(Records drawn from a dataset)
====

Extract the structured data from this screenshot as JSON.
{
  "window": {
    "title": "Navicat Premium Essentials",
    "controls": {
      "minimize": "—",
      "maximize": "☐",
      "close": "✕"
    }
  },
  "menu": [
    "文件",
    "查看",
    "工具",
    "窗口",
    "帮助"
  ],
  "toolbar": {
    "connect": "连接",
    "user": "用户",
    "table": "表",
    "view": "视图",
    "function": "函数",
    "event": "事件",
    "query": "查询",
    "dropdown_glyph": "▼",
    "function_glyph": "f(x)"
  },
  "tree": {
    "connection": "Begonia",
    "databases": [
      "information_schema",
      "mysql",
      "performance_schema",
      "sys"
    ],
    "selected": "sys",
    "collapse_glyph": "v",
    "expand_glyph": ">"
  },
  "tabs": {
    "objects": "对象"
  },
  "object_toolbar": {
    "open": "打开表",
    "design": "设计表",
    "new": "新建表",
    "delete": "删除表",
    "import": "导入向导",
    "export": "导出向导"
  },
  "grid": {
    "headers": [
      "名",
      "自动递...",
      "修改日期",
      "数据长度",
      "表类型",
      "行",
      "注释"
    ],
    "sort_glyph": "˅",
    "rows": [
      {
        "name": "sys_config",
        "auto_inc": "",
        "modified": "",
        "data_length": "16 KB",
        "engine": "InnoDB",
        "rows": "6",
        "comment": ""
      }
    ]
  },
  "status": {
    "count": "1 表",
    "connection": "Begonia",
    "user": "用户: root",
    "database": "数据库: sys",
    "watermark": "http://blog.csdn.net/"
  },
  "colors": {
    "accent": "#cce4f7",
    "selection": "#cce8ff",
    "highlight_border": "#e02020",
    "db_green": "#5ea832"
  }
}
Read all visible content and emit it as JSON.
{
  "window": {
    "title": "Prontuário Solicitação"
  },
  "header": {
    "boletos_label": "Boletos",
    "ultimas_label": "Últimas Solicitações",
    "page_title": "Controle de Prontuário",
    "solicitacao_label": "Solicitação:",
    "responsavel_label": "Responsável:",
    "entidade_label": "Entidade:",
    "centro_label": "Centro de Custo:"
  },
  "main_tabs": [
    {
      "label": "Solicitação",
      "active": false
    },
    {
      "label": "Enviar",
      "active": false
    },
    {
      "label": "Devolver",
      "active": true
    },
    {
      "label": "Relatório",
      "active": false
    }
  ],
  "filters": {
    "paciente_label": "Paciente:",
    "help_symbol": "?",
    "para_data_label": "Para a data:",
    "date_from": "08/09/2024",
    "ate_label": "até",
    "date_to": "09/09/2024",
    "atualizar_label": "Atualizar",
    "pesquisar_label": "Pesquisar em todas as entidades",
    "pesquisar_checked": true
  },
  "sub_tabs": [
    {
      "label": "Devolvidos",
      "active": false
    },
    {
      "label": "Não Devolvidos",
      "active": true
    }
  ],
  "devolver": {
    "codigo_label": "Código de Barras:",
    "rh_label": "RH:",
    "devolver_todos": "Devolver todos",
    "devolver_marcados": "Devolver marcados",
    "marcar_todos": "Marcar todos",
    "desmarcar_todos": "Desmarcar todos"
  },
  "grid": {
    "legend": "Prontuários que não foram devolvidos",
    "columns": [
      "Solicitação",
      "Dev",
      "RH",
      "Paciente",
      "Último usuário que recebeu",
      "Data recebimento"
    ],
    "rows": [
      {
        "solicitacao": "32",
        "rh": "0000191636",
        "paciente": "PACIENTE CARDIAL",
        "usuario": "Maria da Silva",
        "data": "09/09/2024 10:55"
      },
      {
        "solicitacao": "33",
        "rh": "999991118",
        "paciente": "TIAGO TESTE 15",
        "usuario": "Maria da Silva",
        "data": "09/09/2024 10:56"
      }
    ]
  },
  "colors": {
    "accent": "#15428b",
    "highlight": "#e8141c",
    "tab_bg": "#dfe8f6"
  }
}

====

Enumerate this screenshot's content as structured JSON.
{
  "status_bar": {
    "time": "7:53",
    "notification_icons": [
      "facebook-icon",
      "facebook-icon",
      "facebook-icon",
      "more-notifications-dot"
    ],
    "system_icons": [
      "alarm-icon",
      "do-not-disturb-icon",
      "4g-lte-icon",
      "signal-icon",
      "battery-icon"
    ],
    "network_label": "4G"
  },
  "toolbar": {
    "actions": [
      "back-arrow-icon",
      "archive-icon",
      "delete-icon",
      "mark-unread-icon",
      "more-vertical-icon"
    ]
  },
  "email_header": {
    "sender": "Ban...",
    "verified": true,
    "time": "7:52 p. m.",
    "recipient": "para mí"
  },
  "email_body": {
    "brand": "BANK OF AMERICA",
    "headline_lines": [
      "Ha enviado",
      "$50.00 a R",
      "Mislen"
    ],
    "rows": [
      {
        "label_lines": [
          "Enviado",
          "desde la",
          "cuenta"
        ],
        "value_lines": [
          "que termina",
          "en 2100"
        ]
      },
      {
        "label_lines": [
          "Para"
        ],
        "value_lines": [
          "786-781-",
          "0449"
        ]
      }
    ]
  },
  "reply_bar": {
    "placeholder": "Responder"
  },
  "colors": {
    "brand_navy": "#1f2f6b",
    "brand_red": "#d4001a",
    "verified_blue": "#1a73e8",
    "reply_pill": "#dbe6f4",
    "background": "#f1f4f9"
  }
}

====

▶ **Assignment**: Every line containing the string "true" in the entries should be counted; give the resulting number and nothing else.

▶ **Response area**: 4